[TASK OBJECTIVE]
Go through the records and tally the lines that include the word "amount". The answer is that total alone.
RECORDED DATA START
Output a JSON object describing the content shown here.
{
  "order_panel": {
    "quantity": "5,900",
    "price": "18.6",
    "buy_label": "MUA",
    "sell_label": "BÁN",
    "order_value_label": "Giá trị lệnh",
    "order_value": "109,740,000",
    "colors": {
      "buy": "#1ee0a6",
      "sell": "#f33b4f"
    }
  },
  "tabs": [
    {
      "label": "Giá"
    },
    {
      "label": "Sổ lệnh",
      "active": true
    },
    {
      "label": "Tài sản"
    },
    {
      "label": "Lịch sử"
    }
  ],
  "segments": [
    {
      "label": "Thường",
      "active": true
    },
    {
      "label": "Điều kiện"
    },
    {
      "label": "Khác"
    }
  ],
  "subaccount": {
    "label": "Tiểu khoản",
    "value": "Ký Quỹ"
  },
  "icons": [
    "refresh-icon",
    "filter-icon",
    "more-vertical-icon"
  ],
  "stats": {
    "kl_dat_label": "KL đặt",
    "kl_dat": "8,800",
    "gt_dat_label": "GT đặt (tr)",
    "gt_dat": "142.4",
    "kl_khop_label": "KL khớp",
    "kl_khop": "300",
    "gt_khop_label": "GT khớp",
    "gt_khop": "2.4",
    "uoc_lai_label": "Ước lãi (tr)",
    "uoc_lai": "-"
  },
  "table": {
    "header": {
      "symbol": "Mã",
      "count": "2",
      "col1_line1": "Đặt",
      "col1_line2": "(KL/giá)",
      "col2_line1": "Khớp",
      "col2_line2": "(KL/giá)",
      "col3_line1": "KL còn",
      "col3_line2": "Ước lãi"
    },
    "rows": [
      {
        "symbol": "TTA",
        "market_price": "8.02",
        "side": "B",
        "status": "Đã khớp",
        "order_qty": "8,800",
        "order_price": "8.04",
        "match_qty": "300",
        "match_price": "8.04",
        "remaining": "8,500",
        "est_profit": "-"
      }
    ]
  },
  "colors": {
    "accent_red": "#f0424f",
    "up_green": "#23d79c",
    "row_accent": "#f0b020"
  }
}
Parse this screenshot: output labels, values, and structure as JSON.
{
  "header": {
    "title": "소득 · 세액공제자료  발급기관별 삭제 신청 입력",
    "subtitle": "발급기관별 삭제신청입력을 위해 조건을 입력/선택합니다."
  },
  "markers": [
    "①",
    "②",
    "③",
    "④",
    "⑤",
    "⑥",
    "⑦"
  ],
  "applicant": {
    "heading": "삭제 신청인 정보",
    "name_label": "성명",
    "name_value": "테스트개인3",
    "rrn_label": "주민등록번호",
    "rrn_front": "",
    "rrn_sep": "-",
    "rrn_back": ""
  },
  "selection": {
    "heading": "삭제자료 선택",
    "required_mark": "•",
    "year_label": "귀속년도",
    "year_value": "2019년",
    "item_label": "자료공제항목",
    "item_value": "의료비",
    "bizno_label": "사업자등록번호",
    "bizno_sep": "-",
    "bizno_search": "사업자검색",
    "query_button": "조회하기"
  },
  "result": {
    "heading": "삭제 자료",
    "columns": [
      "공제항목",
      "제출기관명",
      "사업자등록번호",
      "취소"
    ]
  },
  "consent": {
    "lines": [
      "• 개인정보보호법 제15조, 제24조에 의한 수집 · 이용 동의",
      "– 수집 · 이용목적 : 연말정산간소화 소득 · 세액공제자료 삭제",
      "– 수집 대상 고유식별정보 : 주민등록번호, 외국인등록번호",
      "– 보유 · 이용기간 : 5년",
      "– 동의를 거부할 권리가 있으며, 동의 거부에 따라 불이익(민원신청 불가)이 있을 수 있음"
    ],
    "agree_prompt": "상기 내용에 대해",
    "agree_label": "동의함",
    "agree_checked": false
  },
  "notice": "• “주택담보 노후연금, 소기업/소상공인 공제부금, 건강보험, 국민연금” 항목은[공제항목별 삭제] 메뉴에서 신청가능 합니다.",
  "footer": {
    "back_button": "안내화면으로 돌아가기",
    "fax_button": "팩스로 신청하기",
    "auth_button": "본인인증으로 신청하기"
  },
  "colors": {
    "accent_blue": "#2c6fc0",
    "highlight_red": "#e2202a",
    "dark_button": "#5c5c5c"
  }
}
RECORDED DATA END
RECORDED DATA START
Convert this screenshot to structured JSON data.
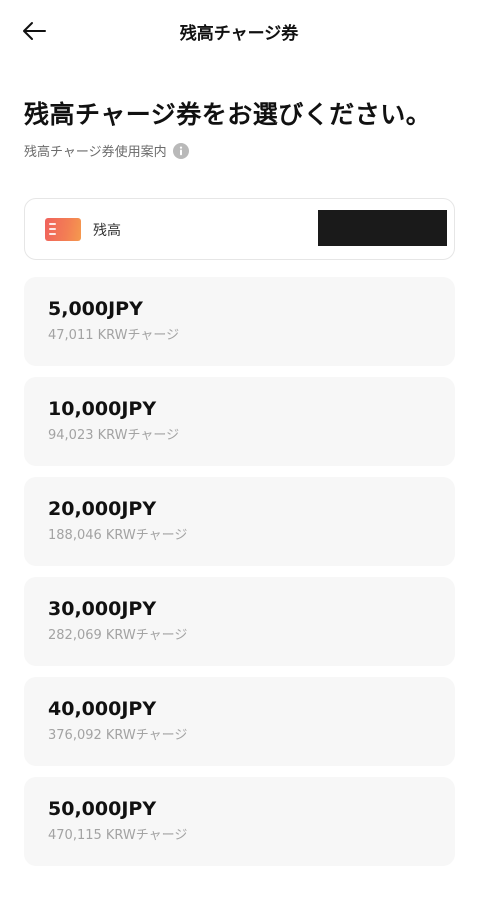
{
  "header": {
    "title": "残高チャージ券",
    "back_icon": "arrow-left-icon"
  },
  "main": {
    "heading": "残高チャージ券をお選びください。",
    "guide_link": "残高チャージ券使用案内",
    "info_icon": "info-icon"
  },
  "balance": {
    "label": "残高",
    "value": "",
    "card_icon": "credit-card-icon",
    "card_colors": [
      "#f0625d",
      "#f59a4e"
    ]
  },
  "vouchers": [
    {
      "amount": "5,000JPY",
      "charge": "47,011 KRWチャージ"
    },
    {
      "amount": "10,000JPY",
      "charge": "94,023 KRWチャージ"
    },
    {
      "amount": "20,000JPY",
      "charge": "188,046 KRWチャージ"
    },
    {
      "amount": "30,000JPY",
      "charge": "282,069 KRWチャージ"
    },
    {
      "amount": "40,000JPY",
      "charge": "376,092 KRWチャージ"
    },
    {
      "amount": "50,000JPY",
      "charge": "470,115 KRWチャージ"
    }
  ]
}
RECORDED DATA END
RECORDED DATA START
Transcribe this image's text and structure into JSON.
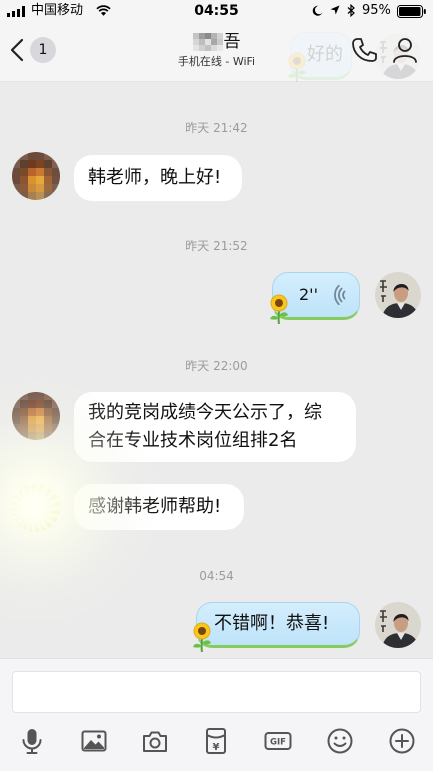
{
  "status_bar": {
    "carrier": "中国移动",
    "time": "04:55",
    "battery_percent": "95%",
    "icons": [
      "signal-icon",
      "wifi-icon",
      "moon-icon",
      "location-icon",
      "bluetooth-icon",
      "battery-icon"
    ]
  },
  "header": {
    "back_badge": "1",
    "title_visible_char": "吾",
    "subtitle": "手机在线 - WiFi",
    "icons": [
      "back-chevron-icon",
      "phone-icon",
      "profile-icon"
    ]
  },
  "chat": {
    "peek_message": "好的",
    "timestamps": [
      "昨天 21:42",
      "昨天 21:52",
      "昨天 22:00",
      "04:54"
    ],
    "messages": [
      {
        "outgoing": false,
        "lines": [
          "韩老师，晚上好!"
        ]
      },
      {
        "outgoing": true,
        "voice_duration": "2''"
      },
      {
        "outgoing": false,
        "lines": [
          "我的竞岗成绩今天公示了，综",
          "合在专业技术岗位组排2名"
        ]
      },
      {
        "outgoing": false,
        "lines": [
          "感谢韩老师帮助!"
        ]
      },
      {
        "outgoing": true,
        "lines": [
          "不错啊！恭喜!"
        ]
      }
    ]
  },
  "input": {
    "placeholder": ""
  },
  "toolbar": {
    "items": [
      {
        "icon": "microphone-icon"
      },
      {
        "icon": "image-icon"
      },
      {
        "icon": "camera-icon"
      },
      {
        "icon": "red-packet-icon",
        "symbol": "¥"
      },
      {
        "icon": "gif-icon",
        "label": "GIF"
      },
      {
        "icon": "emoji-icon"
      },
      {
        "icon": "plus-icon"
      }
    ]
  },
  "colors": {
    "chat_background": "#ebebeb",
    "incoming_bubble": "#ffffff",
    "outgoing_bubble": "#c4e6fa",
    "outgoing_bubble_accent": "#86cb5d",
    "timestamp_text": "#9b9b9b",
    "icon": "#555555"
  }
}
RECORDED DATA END
[ANSWER TO THIS PROBLEM]
6